Of course, there was more to this plate than three pieces of chicken. A small bowl of purple hulled peas was the first side dish.
Happily, these peas avoided the all too common fate of chalky texture, but then again there’s not much else to say about these peas, a middle of the road side dish.

The second side came in the form of extra smooth and creamy mashed potatoes. Armed with a slight tanginess, these potatoes were let down by the listless gravy.

Less than buoyed by the “award winning” chicken and gumbo, I was hesitant to revisit the Walnut Hills restaurant but a few months later the opportunity presented itself. Once again shunning the roundtable, it was time to see if my first time had been a fluke.

Missed the first time around, the cornbread at Walnut Hills deserves a mention.
It may be on the smallish side but this cornbread skillfully treads the fine line between not too sweet and not too salty.

Sadly, the Vicksburg favorite, potato rounds, didn’t fare quite so well.

Like a half shod version of TGI Friday’s potato skins, these potato slices were salty, limp, and greasy.

There’s an option to add shrimp to these potato rounds. I’m not sure why you would want shrimp here, but it is an option.

Hoping to strike gold with the southern favorite of chicken and dumplings, I was surprised to find that my lunch plate was comprised of three small bowls.

An interesting idea but it did lead to a sizable amount of the chicken & dumplings spilling out of the small bowl.


As for the actual dish, it was a collection of large pieces of dry white meat, big doughy dumplings, and a thick broth with an oddly pronounced taste of celery.

If the star of the dish was a letdown, then the sides were a mixed bag.


Butter beans or lima beans, regardless of name, these beans had a light porky taste but a miserable overcooked texture.


On the other hand, it’s hard to speak ill of the niblet corn. Being small, sweet, and tender, it ticked all the right boxes.
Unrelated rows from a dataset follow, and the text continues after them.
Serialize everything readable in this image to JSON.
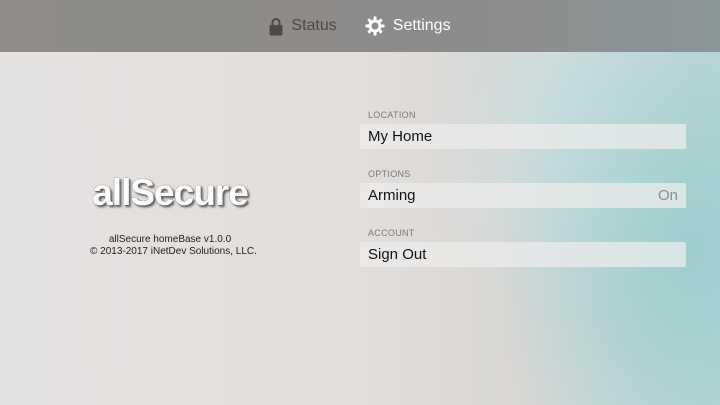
{
  "nav": {
    "tabs": [
      {
        "label": "Status",
        "icon": "lock-icon"
      },
      {
        "label": "Settings",
        "icon": "gear-icon",
        "selected": true
      }
    ]
  },
  "brand": {
    "logo": "allSecure",
    "version": "allSecure homeBase v1.0.0",
    "copyright": "© 2013-2017 iNetDev Solutions, LLC."
  },
  "settings": {
    "location": {
      "header": "LOCATION",
      "item": "My Home"
    },
    "options": {
      "header": "OPTIONS",
      "item": "Arming",
      "value": "On"
    },
    "account": {
      "header": "ACCOUNT",
      "item": "Sign Out"
    }
  },
  "colors": {
    "topbar": "#8f8c89",
    "selected_tab_text": "#ffffff",
    "unselected_tab_text": "#4a4a4a"
  }
}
Unfortunately, this scenario plays out far too often. I want to like The Walnut Hills Restaurant. Although I may not partake, the round table is a charming idea and a restaurant that serves fine southern cuisine from an antebellum mansion fits perfectly in historic Vicksburg. Sadly, the charm of the Walnut Hills restaurant cannot overcome what is mostly a selection of mediocre to poor dishes. I arrived at Walnut Hills looking for quality cuisine in old southern atmosphere and I left once again confused about how these places win awards. When it comes to dining in Vicksburg, I guess I’ll stick to hot tamales.

The Walnut Hills Restaurant Address & Information

1214 Adams St, Vicksburg, MS 39183 // 601.638.4910 // The Walnut Hills Restaurant Website // The Walnut Hills Restaurant Menu

Walnut Hills on Urbanspoon


Anonymous said...

Wow...we eat there often and we like it. I like the is cooked in canola oil which has zero trans fats...healthier than fat Mama's. I like the chicken, salad, and a glass of red tastes and feels right to me. Sorry you had a bad day at Walnut Hills.

Anonymous said...

Three of us ate there Saturday afternoon. We were all from different parts of the country having traveled to Vicksburg for a show. The place was referred by a couple local people. We all found it to be everything they said it was and more. Nothing but good things to say. Everything was great and if in the area I'll go out of my wat to eat there again. I'm not sure of your tastes but it seems to me that you just don't like home cooking.

Anonymous said...

I live just north of Vicksburg and have been to Walnut Hills multiple times - before Rusty's and Roca opened, there just weren't many options for sit down dining in Vicksburg.

We never found the food to be exceptional. I'm not sure if they've recently changed it, but in the past the round table was only available on weekdays. We always found it to be a place where the only locals were older couples and most of the customers were tourists from outside the South that aren't used to good Southern Cooking. It's mediocre at best.

We won't return after receiving a rotten steak one night. I'm not sure if they still have steak on their menu, but several years ago they did. It was rancid.

Sadly, I agree with you. This is a tourist trap.